Ex Marks the Spot: a Review of Mary Miller’s Always Happy Hour

Always Happy Hour-Mary MillerAlways Happy Hour, Mary Miller’s second collection of stories, opens with the strangest dedication I have ever read: “For my exes.” Why would one dedicate anything to one’s exes? And not just one ex–not, say, “The One I’m Still Friends With”–but all of them, wholesale? At once blunt and tender, impersonal and twistedly sweet, these three words set a tone for the sixteen stories that follow. Exes–the crowd, the mob, the mass–preoccupy Miller’s aimless heroines. They trail behind the narrative present of each story, breadcrumbs leading back to some elusive moment when everything went screwy.

This is Miller’s third book. In her second, the novel The Last Days of California, a teenager joins her evangelical family on a soul-saving road trip in anticipation of the Last Judgment. Always Happy Hour returns to the subject matter of Miller’s debut story collection, Big World: jaded, self-effacing young women stumbling through love and sex. One worries that a boyfriend who films her fellating him will post the videos online; another travels across Mississippi with her boyfriend to photograph a woman in connection to a potential murder. They are grad students, writers, caretakers at foster homes. Some have ex-husbands they call up from time to time. All know from experience “how quickly life can rearrange itself into unfamiliar and unpleasant patterns.”

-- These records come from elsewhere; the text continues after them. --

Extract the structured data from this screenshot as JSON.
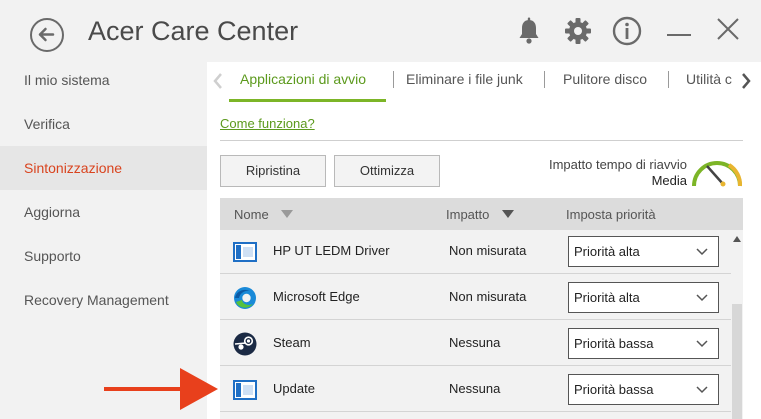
{
  "window": {
    "title": "Acer Care Center"
  },
  "titlebar_icons": {
    "back": "back-arrow-icon",
    "notifications": "bell-icon",
    "settings": "gear-icon",
    "info": "info-icon",
    "minimize": "minimize-icon",
    "close": "close-icon"
  },
  "sidebar": {
    "items": [
      {
        "label": "Il mio sistema",
        "active": false
      },
      {
        "label": "Verifica",
        "active": false
      },
      {
        "label": "Sintonizzazione",
        "active": true
      },
      {
        "label": "Aggiorna",
        "active": false
      },
      {
        "label": "Supporto",
        "active": false
      },
      {
        "label": "Recovery Management",
        "active": false
      }
    ]
  },
  "tabs": [
    {
      "label": "Applicazioni di avvio",
      "active": true
    },
    {
      "label": "Eliminare i file junk",
      "active": false
    },
    {
      "label": "Pulitore disco",
      "active": false
    },
    {
      "label": "Utilità c",
      "active": false
    }
  ],
  "content": {
    "how_link": "Come funziona?",
    "buttons": {
      "reset": "Ripristina",
      "optimize": "Ottimizza"
    },
    "restart_impact": {
      "label": "Impatto tempo di riavvio",
      "value": "Media"
    }
  },
  "table": {
    "columns": {
      "name": "Nome",
      "impact": "Impatto",
      "priority": "Imposta priorità"
    },
    "rows": [
      {
        "name": "HP UT LEDM Driver",
        "impact": "Non misurata",
        "priority": "Priorità alta",
        "icon": "app-window-icon"
      },
      {
        "name": "Microsoft Edge",
        "impact": "Non misurata",
        "priority": "Priorità alta",
        "icon": "edge-icon"
      },
      {
        "name": "Steam",
        "impact": "Nessuna",
        "priority": "Priorità bassa",
        "icon": "steam-icon"
      },
      {
        "name": "Update",
        "impact": "Nessuna",
        "priority": "Priorità bassa",
        "icon": "app-window-icon"
      }
    ]
  },
  "colors": {
    "accent_green": "#7cb527",
    "active_sidebar_text": "#d9441f",
    "annotation_arrow": "#e8401c"
  }
}
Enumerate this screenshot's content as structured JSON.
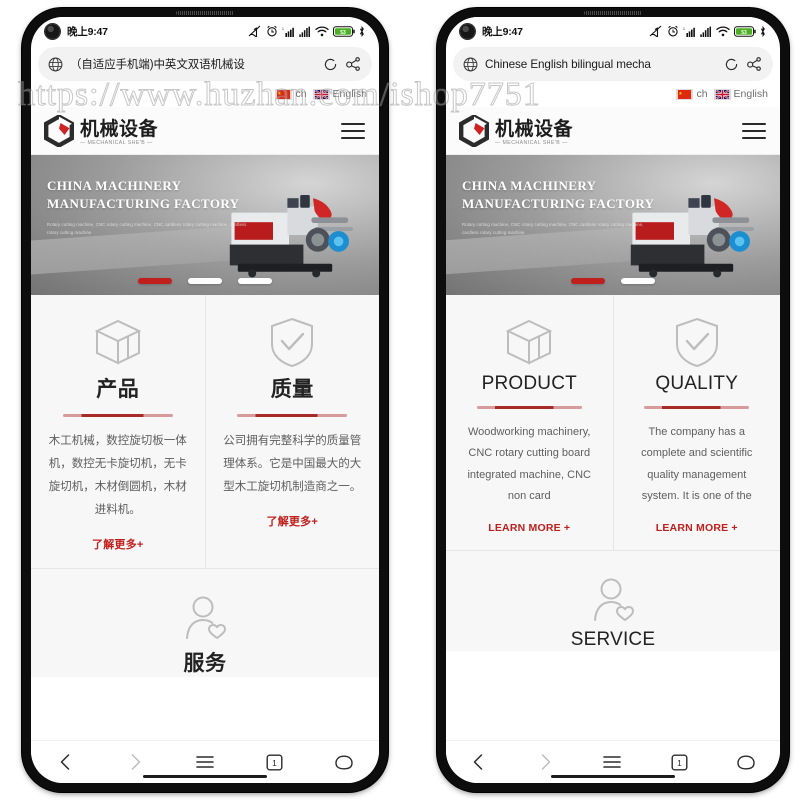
{
  "watermark": {
    "text": "https://www.huzhan.com/ishop7751"
  },
  "phones": {
    "left": {
      "status": {
        "time": "晚上9:47",
        "battery_level": "53"
      },
      "browser": {
        "page_title": "（自适应手机端)中英文双语机械设",
        "reload_icon": "reload-icon",
        "share_icon": "share-icon",
        "globe_icon": "globe-icon"
      },
      "site": {
        "lang": [
          {
            "code": "ch",
            "label": "ch",
            "flag": "cn"
          },
          {
            "code": "en",
            "label": "English",
            "flag": "uk"
          }
        ],
        "logo": {
          "cn": "机械设备",
          "en": "— MECHANICAL SHE'B —"
        },
        "banner": {
          "line1": "CHINA MACHINERY",
          "line2": "MANUFACTURING FACTORY",
          "sub": "Rotary cutting machine, CNC rotary cutting machine, CNC cardless rotary cutting machine, cardless rotary cutting machine",
          "slides": 3,
          "active_slide": 1
        },
        "cards": [
          {
            "icon": "cube-icon",
            "title": "产品",
            "body": "木工机械，数控旋切板一体机，数控无卡旋切机，无卡旋切机，木材倒圆机，木材进料机。",
            "cta": "了解更多+"
          },
          {
            "icon": "shield-check-icon",
            "title": "质量",
            "body": "公司拥有完整科学的质量管理体系。它是中国最大的大型木工旋切机制造商之一。",
            "cta": "了解更多+"
          }
        ],
        "service": {
          "icon": "user-heart-icon",
          "title": "服务"
        }
      },
      "nav": [
        "back-icon",
        "forward-icon",
        "menu-icon",
        "tabs-icon",
        "home-icon"
      ],
      "tab_count": "1"
    },
    "right": {
      "status": {
        "time": "晚上9:47",
        "battery_level": "53"
      },
      "browser": {
        "page_title": "Chinese English bilingual mecha",
        "reload_icon": "reload-icon",
        "share_icon": "share-icon",
        "globe_icon": "globe-icon"
      },
      "site": {
        "lang": [
          {
            "code": "ch",
            "label": "ch",
            "flag": "cn"
          },
          {
            "code": "en",
            "label": "English",
            "flag": "uk"
          }
        ],
        "logo": {
          "cn": "机械设备",
          "en": "— MECHANICAL SHE'B —"
        },
        "banner": {
          "line1": "CHINA MACHINERY",
          "line2": "MANUFACTURING FACTORY",
          "sub": "Rotary cutting machine, CNC rotary cutting machine, CNC cardless rotary cutting machine, cardless rotary cutting machine",
          "slides": 2,
          "active_slide": 1
        },
        "cards": [
          {
            "icon": "cube-icon",
            "title": "PRODUCT",
            "body": "Woodworking machinery, CNC rotary cutting board integrated machine, CNC non card",
            "cta": "LEARN MORE +"
          },
          {
            "icon": "shield-check-icon",
            "title": "QUALITY",
            "body": "The company has a complete and scientific quality management system. It is one of the",
            "cta": "LEARN MORE +"
          }
        ],
        "service": {
          "icon": "user-heart-icon",
          "title": "SERVICE"
        }
      },
      "nav": [
        "back-icon",
        "forward-icon",
        "menu-icon",
        "tabs-icon",
        "home-icon"
      ],
      "tab_count": "1"
    }
  },
  "colors": {
    "accent_red": "#c0201d",
    "rule_dark": "#a62a25",
    "banner_gray": "#9c9c9c"
  }
}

Miller specializes in the sad, almost wretched self-analysis that winds up to a satisfying punchline. “I miss my ex-boyfriend,” muses one protagonist, “. . . but there are so many of them now and I’m not sure which one I miss. Lately I’m running one behind so I only stop missing the last one when the current becomes the ex and then I miss him so I’m never fully with the one I’m with, which is maybe why they keep leaving me.”

We are mostly spared the breakups. Miller prefers to pause at the moment in a relationship when the alarm bells are just approaching a frequency at which alcohol and TV and still-good sex can no longer fuzz them out. The collection’s title (drawn from a story originally published in American Short Fiction) suggests a realm of boozy limbo, past the introductions but before the night tilts into ugliness.

Miller is unabashed to call the things we use, watch, and stuff our faces with by their proper names; her characters’ lives are strewn with pop-culture ephemera. A couple watches the forgettable Cameron Diaz flick The Box and has the exact conversation that movie was made to provoke (“Would you push the button?”). In “Love Apples,” a story that crosses Lorrie Moore at her zaniest with Mary Gaitskill at her filthiest, we are treated to what must be half the items on Taco Bell’s late-night menu. Miller is as candid about money as she is about Meximelts. The story “First Class” follows the shifted dynamic between two friends, one of whom won millions in the lottery. (“This was the only thing I knew for sure about rich people: once the money was yours, it didn’t matter that you hadn’t earned it, had done nothing to deserve it; it didn’t matter where it came from.”) In “Hamilton Pool,” a cash-strapped couple rations out the last of their condoms and cigarettes with a sense of apocalyptic dread.

Nothing much happens in these stories; in fact, they are studies in inertia and ambivalence. But Miller’s frank, full-hearted voice and disarming humor keep the ride fresh even if you’ve known the landscape your whole life.

Charles Ramsay McCrory is the Editorial Fellow for American Short Fiction. He holds a B.A. in English from The University of Mississippi. His work has received the 2015 Mississippi Review Prize for fiction and is published or forthcoming in Southern Humanities Review, Gargoyle Magazine, and The Cossack Review.

ASF Reads